RANGELEY — Middle school teacher Lucy Simonds presented an analysis of the Northwest Evaluation Association’s assessment procedures to the School Committee on Tuesday.
The school has used the testing method in grades three through 10 for approximately 10 years.
Simonds outlined differences between the New England Common Assessment Program tests, which are mandated by the state, and the NWEA program, which is locally chosen. She began by describing her own assessment procedures, which include a lot of pre-testing to identify areas of either knowledge or misconception; quick checks to monitor progress on assignments and projects; and seminar discussions, in particular of reading assignments.
Simonds characterized the NWEA testing as growth-based, dynamic and interactive. It starts at the student’s own level and sets individual growth goals. Being administered by computer, the test goes back to an easier question if one is missed, and advances in difficulty for a right answer. The test is not timed, and students can break and come back to finish the next day. By contrast, the NECAP tests are grade-level specific and achievement-based. Every student starts in the same place to reach an arbitrary goal.

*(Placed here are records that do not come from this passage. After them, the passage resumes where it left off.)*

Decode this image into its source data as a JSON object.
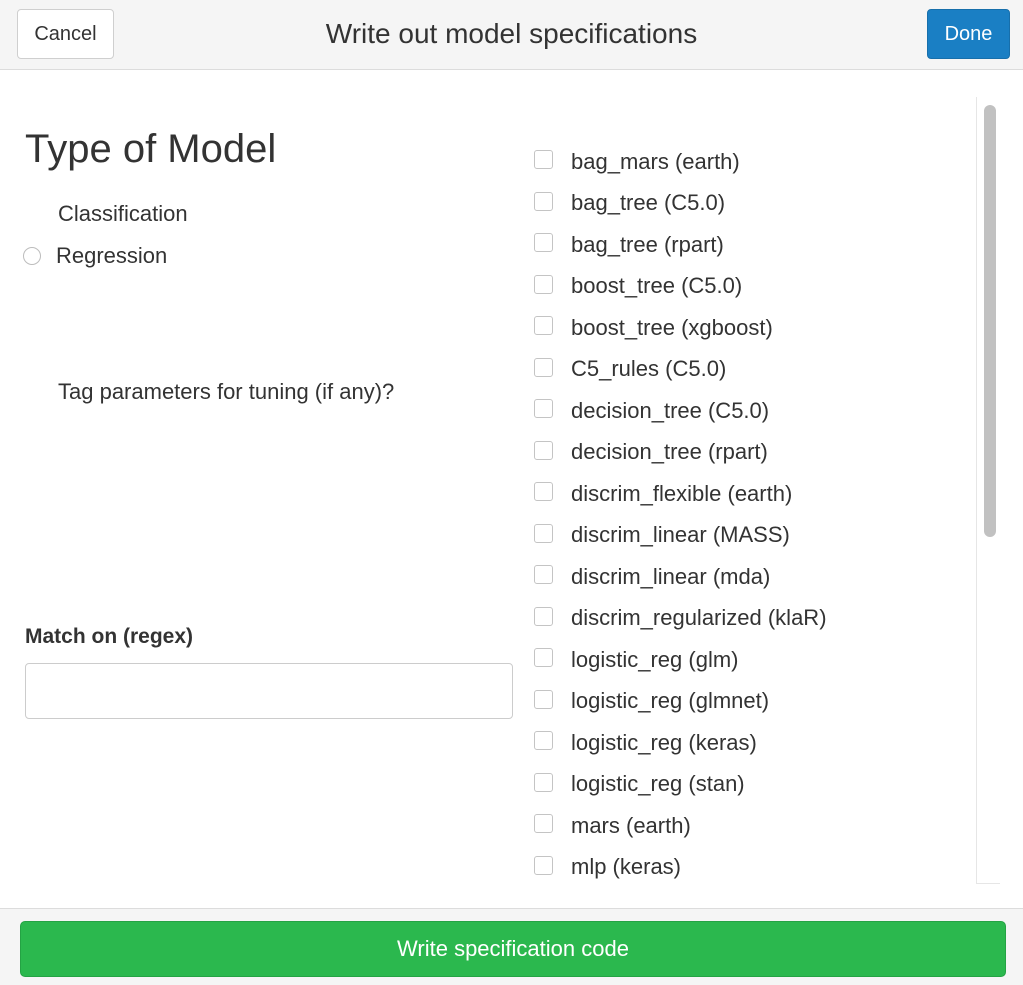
{
  "header": {
    "cancel_label": "Cancel",
    "title": "Write out model specifications",
    "done_label": "Done"
  },
  "left": {
    "section_title": "Type of Model",
    "radio_options": [
      {
        "label": "Classification",
        "selected": true
      },
      {
        "label": "Regression",
        "selected": false
      }
    ],
    "tag_label": "Tag parameters for tuning (if any)?",
    "match_label": "Match on (regex)",
    "match_value": ""
  },
  "models": [
    "bag_mars (earth)",
    "bag_tree (C5.0)",
    "bag_tree (rpart)",
    "boost_tree (C5.0)",
    "boost_tree (xgboost)",
    "C5_rules (C5.0)",
    "decision_tree (C5.0)",
    "decision_tree (rpart)",
    "discrim_flexible (earth)",
    "discrim_linear (MASS)",
    "discrim_linear (mda)",
    "discrim_regularized (klaR)",
    "logistic_reg (glm)",
    "logistic_reg (glmnet)",
    "logistic_reg (keras)",
    "logistic_reg (stan)",
    "mars (earth)",
    "mlp (keras)"
  ],
  "footer": {
    "write_label": "Write specification code"
  },
  "colors": {
    "done_button": "#1a7fc4",
    "write_button": "#2bb84e"
  }
}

NECAP tests return data months later, while NWEA makes grades available in three days, or in some cases 24 hours.
“These tests meet struggling kids where they are,” Simonds said. “The data identifies gifted and talented kids as well as those who need remedial work. To me, as an educator, this data is very valuable.”
Superintendent Brian Foster reported that the school received approval for federal special education funds. He added that the school will find out this week how it will be affected by curtailments in the state’s education budget.
“But we don’t receive much from the state to begin with,” Foster said.
Principal Sherry Connally noted that choir students and Interact students had performed and served at the Rangeley Rotary’s annual Senior Luncheon that morning. She said Victor Borko hopes to start band lessons again with new kids from the fifth grade in January, possibly on Wednesday. Chris Farmer expressed concern for the health of music programs, and that the committee should look at the balance between sports and the arts.
Connally reported that the new portion controls at lunch, mandated by changes from the federal government, were implemented, and that the students are adjusting.
Several committee members expressed disapproval of the new rules, which limit high school students to two ounces of protein and middle school and under to one ounce. Foster said the new rules are causing controversy around the state.
Stephen Dudley reported that the Finance Committee has completed review of the budget’s line items, and has moved on to federal money and grants, checking who derives what support from federal dollars. The committee also looked at legal, nutrition and transportation funds, and started a discussion on the $3.4 million budget.
Chris Farmer reported that he, Tim Straub and Heidi Deery have completed drawing up 15 questions for a proposed survey of Rangeley Lakes Regional School graduates. They have also discussed security for the survey, which will be presented to grads online over the Christmas holidays.
Farmer was also contacted about a meeting Jan. 18 by a Chinese delegation that is looking for sister cities and also sister schools for intercultural exchange. The meeting will be held at Southern Maine Community College.
Farmer said this would be an interesting opportunity for local students to experience another culture.
Spanish teacher Kate Philbrick, present in the audience, who has engineered exchanges with students in Spain, agreed that travel and immersion in another culture is a wonderful learning tool. The board proposed sending someone to the January meeting to find out more information, but not necessarily to commit to an arrangement.